With an eye toward history, Bradley told audience members that the U.S. “has been in a very strange, negative energy situation before and come back.” He pointed to the centralized planning that occurred under President Wilson during World War I that gave the federal government power to impose price controls on oil products leading to “Gasless Sundays, Heatless Mondays, Meatless Tuesdays, Wheatless Wednesdays and Lightless Nights” as they were described at the time. These polices were reenacted on a larger scale during World War II, Bradley said when “ration books” were dispersed restricting the acquisition of simple items like coffee and more vital items like gasoline.
“The end of the climate crusade will be to have energy rationing and maybe even carbon rationing,” Bradley warned, where “people who get the big allotments such as during World War II are the politicians and the bureaucrats…and then at the bottom are the forgotten men and women.”
But over time, Bradley does see free market energy policies winning out.
“We have a very solid worldview, and we need to keep in mind we have the moral high ground,” he said. “We need to be proud of each other for going against the mainstream and I think there’s reason for optimism. Classical liberalism, which you can also call small L libertarianism or the science of liberty, it is a worldview that really makes sense, it hangs together, you have to study it a little more than the other side.”
With government intervention, the simple answer is to pass a law, Bradley explained. “Well, it takes a lot more understanding to appreciate the free market and why doing the easy thing with government has unintended consequences and negative intended consequences,” he said.
Singer’s book provides a roadmap for a future administration devoted to free market energy policies. He credited Trump for withdrawing from the Paris Agreement, which Singer said, “lacked any scientific justification” and is “unfairly biased against American interests.” But Singer also made the observation that Trump should have gone a step further to withdraw the U.S. from the U.N.’s Framework Convention on Climate Change. Since he didn’t, Biden was able to simply re-enter the U.N. agreement only a few months after the U.S. was officially out.

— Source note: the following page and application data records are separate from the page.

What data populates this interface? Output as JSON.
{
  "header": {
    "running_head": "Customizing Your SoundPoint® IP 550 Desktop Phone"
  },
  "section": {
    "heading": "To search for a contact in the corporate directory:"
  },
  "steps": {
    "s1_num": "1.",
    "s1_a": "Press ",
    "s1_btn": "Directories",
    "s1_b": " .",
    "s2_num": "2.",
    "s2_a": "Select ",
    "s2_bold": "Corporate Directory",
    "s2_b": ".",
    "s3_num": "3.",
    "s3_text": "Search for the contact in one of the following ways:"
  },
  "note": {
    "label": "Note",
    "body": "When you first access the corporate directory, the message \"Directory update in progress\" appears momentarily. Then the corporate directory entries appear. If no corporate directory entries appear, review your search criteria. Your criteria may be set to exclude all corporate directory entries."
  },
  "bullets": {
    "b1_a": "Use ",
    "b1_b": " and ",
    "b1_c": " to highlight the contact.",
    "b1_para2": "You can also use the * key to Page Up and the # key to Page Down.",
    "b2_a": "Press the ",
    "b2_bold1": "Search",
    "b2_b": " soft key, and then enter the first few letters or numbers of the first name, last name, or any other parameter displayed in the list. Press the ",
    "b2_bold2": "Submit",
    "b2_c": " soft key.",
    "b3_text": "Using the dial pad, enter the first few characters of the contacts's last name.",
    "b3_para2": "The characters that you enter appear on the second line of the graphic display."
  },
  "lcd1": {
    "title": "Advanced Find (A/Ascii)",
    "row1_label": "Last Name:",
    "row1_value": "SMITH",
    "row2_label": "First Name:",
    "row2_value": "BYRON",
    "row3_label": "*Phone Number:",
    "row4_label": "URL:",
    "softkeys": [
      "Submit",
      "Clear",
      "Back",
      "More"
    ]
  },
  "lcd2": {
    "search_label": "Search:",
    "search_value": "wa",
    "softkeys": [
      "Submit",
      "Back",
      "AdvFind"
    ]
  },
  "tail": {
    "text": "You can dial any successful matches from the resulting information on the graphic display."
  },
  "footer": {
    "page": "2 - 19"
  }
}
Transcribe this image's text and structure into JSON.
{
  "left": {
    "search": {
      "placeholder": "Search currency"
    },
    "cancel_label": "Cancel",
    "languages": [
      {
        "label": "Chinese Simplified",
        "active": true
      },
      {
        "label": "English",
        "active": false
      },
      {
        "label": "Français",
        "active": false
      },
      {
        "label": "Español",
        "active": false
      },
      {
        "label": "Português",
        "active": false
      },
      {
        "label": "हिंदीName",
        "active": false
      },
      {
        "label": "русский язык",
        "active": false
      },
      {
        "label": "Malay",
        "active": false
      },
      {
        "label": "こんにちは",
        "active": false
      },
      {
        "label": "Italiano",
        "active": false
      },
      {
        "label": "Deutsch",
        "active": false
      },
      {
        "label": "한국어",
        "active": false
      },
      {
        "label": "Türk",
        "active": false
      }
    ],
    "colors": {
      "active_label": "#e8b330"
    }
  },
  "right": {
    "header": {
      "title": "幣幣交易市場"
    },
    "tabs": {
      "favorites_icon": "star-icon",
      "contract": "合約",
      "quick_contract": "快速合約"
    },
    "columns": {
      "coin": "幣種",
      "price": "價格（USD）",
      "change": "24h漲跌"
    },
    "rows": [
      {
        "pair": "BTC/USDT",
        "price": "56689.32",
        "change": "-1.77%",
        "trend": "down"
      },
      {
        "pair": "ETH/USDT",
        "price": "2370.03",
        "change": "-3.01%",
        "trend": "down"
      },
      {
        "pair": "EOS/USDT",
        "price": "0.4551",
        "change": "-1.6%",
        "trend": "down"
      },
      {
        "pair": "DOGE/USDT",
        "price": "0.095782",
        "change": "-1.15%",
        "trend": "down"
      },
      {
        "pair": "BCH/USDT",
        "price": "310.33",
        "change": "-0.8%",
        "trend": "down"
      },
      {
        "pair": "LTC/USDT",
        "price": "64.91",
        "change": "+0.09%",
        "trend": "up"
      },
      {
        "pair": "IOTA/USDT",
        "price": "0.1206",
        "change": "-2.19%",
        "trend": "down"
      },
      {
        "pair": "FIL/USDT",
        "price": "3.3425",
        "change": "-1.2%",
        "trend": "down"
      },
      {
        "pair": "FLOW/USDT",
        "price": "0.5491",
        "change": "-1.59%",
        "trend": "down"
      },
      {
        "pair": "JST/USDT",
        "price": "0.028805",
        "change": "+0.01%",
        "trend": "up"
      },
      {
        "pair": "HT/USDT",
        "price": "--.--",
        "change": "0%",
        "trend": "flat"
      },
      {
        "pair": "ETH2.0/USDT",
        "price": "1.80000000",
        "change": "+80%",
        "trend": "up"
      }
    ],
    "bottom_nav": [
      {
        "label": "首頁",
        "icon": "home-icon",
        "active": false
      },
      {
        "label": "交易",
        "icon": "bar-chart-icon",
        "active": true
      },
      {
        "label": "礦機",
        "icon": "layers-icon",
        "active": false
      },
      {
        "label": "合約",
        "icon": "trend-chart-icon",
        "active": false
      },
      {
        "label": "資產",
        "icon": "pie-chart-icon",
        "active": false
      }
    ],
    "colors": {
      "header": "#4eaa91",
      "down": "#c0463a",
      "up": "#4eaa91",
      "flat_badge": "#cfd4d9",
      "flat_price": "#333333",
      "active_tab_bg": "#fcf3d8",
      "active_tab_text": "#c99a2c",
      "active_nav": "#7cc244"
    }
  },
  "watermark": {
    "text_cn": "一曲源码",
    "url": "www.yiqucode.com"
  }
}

There’s a lesson in that.
Kevin Mooney is an investigative reporter with both the Commonwealth Foundation and the Heritage Foundation.
Originally published by RealClearEnergy. Republished with permission.